"It was approximately 8-10 inches long and I thought it was a snake or something cause we see them all the time," Ott said.
However, it wasn't a snake. Bill's wife, Carol, thought it might be a leech and found one of the country's few leech experts at Rutgers-Camden. Dan Shain and a team of assistants collected more of these things over serveral years and determined the Otts had found a brand new species of what's called a terrestrial leech.
Unlike most leeces that live inthe water, these things live on land.
"Part of what makes this so compelling is that we found a new species of a large organism in the most densely populated state in the country," said researcher Beth Wirchansky.
In honor of the Otts who found, fed and turned the monster leech over to scientists, the new species bears their name. It's now officially called Haemopis ottorum.
There aren't many people in the world who have a species named after them. As you can imagine the Otts are touched by the gesture to include them in the big discovery.
"It is an honor. Not everyone can say they have any species named after them, let alone a leech!" said Carol Ott.

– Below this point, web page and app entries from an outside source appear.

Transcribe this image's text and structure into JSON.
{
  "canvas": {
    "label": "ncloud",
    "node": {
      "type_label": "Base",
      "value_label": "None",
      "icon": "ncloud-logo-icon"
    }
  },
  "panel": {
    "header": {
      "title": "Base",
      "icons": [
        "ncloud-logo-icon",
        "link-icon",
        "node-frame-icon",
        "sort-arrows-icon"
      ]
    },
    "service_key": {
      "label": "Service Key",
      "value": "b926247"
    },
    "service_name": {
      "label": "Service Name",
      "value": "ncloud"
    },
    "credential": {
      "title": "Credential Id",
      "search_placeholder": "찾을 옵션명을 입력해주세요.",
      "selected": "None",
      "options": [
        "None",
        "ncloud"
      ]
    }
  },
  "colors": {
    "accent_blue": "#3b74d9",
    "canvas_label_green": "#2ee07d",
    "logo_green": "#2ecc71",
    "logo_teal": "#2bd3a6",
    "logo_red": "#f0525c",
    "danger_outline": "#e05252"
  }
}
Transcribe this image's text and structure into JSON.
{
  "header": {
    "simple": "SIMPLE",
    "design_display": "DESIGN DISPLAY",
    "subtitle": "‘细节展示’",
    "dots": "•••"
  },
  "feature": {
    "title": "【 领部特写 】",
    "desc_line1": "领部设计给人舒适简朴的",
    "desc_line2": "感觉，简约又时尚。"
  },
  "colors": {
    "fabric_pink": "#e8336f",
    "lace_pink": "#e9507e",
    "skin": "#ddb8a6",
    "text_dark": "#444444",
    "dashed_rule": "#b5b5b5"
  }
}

If you want to see the Haemopis ottorum in person, they're on display at the Rutgers science building in Camden.